## Task objective
Count every line in the entries that holds the word "thumb". The reply is that count alone.

## Materials provided
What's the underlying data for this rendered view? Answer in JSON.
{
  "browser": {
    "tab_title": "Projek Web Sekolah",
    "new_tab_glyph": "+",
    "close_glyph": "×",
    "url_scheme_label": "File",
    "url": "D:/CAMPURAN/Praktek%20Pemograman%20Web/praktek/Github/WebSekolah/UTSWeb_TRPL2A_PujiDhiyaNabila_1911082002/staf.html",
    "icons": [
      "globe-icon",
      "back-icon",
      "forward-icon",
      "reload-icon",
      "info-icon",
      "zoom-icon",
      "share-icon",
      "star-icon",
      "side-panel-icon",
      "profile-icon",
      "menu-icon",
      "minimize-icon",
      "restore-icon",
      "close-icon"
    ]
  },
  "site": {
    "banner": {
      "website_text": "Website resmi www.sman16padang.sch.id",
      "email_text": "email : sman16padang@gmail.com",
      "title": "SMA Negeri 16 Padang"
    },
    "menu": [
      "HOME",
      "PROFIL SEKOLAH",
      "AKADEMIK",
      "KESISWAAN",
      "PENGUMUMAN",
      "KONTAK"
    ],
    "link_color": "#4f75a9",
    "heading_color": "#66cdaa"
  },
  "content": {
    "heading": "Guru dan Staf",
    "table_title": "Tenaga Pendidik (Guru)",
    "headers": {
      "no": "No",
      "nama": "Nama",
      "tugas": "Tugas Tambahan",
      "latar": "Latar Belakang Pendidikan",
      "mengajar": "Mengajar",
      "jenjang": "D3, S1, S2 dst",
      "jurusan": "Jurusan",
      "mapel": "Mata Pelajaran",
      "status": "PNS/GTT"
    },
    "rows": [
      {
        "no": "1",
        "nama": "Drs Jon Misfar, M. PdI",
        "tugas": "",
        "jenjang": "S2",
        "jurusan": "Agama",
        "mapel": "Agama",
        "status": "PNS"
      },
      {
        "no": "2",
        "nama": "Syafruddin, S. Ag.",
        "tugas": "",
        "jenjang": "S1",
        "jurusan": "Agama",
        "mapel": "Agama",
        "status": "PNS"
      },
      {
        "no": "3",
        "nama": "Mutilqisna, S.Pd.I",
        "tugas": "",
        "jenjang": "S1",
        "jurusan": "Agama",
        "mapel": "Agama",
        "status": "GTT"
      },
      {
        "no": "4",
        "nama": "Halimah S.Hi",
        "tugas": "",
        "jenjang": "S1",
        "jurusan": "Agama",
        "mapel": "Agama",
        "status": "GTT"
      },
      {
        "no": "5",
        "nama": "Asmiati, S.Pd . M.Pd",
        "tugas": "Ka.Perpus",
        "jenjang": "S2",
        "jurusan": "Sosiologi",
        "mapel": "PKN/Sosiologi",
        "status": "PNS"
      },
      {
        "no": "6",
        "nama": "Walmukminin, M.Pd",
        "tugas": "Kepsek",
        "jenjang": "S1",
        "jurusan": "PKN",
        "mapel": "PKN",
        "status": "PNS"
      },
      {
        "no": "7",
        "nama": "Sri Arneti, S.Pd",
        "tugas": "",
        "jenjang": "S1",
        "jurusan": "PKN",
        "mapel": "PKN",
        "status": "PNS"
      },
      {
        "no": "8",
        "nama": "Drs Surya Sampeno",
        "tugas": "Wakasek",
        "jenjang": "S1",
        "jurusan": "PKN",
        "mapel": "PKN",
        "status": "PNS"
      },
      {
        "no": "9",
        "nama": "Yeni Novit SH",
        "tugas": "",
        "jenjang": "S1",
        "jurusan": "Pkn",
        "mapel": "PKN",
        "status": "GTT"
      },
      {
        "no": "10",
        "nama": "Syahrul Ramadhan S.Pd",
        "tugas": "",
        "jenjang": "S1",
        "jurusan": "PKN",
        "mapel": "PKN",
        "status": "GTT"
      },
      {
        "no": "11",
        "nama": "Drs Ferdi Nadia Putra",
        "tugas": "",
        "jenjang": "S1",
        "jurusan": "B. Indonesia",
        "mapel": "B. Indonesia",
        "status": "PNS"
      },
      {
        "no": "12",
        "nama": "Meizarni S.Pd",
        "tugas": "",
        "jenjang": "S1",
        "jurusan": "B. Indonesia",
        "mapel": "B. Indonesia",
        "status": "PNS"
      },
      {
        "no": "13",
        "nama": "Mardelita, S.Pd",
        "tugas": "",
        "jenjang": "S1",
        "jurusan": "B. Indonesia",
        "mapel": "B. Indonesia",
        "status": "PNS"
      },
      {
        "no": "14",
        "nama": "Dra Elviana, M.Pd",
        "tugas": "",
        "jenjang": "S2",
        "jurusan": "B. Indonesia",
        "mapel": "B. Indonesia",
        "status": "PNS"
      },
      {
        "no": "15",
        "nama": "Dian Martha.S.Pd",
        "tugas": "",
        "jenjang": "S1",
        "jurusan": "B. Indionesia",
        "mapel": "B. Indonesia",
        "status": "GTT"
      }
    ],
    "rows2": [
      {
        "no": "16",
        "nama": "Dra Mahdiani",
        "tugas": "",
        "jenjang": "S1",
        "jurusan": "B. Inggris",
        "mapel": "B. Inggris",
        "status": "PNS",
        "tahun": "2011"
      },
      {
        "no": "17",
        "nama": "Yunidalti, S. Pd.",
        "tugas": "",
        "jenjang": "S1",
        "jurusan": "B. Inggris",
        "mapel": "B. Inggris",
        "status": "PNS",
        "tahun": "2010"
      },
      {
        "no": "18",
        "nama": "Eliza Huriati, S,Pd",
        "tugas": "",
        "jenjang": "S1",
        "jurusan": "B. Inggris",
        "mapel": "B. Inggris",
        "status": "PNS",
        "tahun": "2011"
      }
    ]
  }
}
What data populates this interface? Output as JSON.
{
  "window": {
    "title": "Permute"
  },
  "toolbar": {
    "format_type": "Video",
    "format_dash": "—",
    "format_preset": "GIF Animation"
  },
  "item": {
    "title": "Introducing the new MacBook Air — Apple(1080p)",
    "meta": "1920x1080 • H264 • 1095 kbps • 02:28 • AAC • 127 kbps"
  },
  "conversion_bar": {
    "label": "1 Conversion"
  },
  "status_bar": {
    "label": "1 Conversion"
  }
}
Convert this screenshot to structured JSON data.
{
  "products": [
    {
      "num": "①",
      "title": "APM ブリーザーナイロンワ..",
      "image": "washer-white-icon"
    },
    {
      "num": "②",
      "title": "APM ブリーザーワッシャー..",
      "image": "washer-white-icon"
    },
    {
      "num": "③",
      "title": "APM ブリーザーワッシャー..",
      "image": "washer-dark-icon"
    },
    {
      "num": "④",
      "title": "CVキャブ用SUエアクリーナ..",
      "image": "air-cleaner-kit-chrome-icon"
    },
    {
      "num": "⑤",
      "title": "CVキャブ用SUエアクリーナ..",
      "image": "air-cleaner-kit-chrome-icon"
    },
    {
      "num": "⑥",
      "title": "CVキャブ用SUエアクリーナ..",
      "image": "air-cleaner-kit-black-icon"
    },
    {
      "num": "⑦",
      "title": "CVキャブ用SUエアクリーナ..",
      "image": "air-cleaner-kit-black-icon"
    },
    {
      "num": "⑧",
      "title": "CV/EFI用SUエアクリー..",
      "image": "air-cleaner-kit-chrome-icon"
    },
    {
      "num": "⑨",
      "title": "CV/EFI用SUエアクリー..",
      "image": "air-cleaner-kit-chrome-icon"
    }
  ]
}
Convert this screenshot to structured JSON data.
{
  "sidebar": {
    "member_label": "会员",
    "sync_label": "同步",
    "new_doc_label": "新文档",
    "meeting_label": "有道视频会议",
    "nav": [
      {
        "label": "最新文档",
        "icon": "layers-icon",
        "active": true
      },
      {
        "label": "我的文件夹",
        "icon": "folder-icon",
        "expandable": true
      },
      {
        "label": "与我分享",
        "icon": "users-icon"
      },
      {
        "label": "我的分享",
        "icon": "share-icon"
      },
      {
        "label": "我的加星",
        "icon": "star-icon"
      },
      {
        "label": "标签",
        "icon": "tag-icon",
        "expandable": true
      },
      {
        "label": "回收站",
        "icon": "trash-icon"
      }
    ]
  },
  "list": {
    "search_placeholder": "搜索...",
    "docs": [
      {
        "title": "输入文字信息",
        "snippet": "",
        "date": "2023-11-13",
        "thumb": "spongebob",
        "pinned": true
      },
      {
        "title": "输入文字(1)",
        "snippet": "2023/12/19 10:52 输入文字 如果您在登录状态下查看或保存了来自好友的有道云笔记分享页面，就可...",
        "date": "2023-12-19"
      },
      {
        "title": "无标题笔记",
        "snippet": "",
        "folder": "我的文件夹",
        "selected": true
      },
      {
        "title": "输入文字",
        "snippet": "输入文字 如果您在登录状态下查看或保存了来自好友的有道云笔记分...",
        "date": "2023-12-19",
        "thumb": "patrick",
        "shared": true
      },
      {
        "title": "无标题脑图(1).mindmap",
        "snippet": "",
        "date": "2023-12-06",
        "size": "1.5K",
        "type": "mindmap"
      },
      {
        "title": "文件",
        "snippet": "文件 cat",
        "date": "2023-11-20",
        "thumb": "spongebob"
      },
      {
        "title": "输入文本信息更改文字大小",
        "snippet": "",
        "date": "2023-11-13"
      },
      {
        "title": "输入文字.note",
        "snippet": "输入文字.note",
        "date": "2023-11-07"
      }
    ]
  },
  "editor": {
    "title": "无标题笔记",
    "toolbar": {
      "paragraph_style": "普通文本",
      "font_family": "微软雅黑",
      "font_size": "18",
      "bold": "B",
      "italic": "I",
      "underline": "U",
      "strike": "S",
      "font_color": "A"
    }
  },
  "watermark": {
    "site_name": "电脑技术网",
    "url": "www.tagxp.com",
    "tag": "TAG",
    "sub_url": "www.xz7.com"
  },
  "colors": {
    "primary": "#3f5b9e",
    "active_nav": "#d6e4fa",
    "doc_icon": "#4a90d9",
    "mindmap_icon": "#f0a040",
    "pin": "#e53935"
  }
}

## Response
3